In the film, the crude portrayal of the novel is softened: the fate of the migrant farmers takes a turn for the better, and offers a glimmer of hope in the closing lines of Ma Joad (played by Jane Darwell, who won an Oscar for her role): "Rich fellas come up an' they die, an' their kids ain't no good an' they die out. But we keep a'comin'. We're the people that live. They can't wipe us out; they can't lick us. We'll go on forever, Pa, 'cause we're the people.".
Route 66 and the Movie
The Topock Bridge, Arizona & California, by Credits
John Ford, who directed "The Grapes of Wrath" knew Route 66. He had just finished shooting the classic western movie "Stagecoach" starring John Wayne (1939) in Monument Valley, Arizona - Utah, and had to drive down US 66 to get there.
Route 66 scenes were shot in Sayre Oklahoma, with the Courthouse, Santa Rosa, New Mexico, where the Joads' truck crosses the Pecos River. At the New Mexico - Arizona State Line, where a sign informs travelers that "You now leave New Mexico" (in a "me Tarzan you Jane" manner); see a photo of this scene.
There is a shot of an Inspection Station in Lupton, Arizona (see some stills of this scene in Lupton) and finally, the Jordan River of the Joads: the Colorado River at Topock, which offers them a view of the promised land (California).

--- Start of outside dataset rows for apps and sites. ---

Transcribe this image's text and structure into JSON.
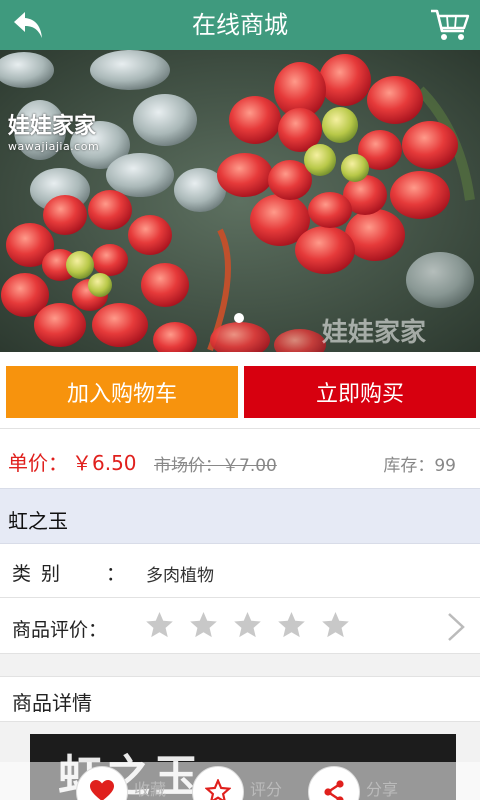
{
  "header": {
    "title": "在线商城",
    "back_icon": "back-arrow-icon",
    "cart_icon": "shopping-cart-icon",
    "bg_color": "#3f9a7e"
  },
  "banner": {
    "logo_text": "娃娃家家",
    "logo_url": "wawajiajia.com",
    "watermark": "娃娃家家",
    "slide_count": 1,
    "active_slide": 1
  },
  "actions": {
    "add_to_cart": "加入购物车",
    "buy_now": "立即购买",
    "add_to_cart_color": "#f7930d",
    "buy_now_color": "#d7000f"
  },
  "price": {
    "label": "单价：",
    "value": "￥6.50",
    "market": "市场价：￥7.00",
    "stock": "库存：99",
    "accent_color": "#e0201d"
  },
  "product": {
    "name": "虹之玉",
    "category_label": "类 别",
    "category_colon": "：",
    "category_value": "多肉植物",
    "rating_label": "商品评价：",
    "rating_stars_total": 5,
    "rating_stars_filled": 0
  },
  "detail": {
    "title": "商品详情",
    "image_text": "虹之玉"
  },
  "toolbar": {
    "items": [
      {
        "label": "收藏",
        "icon": "heart-icon"
      },
      {
        "label": "评分",
        "icon": "star-icon"
      },
      {
        "label": "分享",
        "icon": "share-icon"
      }
    ]
  }
}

And then there is a shot of the truck crossing the bridge which links Arizona and California across the Colorado River: the old Topock Bridge.
The Topock Bridge, Arizona & California, by Thad Roan
Topock Bridge or Old Trails Bridge
Listed in the National Register of Historic Places in 1988.
This steel arch bridge was built in 1914 and has one 600 foot span (183 m). It crosses the Colorado River south of Needles, California, at Topock, Arizona.
It was operational for car traffic between 1916 and 1948. It predates Route 66 by ten years. Its purpose was to funnel traffic through northern Arizona, with the southern flow crossing the Ocean-to-Ocean bridge in Yuma.
It initially formed part of the novel National Old Trails Road, which was the first transcontinental route linking St. Louis to Los Angeles 1914. Later incorporated into Route 66.
In its day it was the lightest and longest large span bridge in America. In 1948 the deck was removed to accommodate a natural gas pipeline which is still in place.
Image, Public Domain and Fair usage in a review.
Image Lange, Dorothea, Public Domain.
Image Farm Service Agency, Public Domain.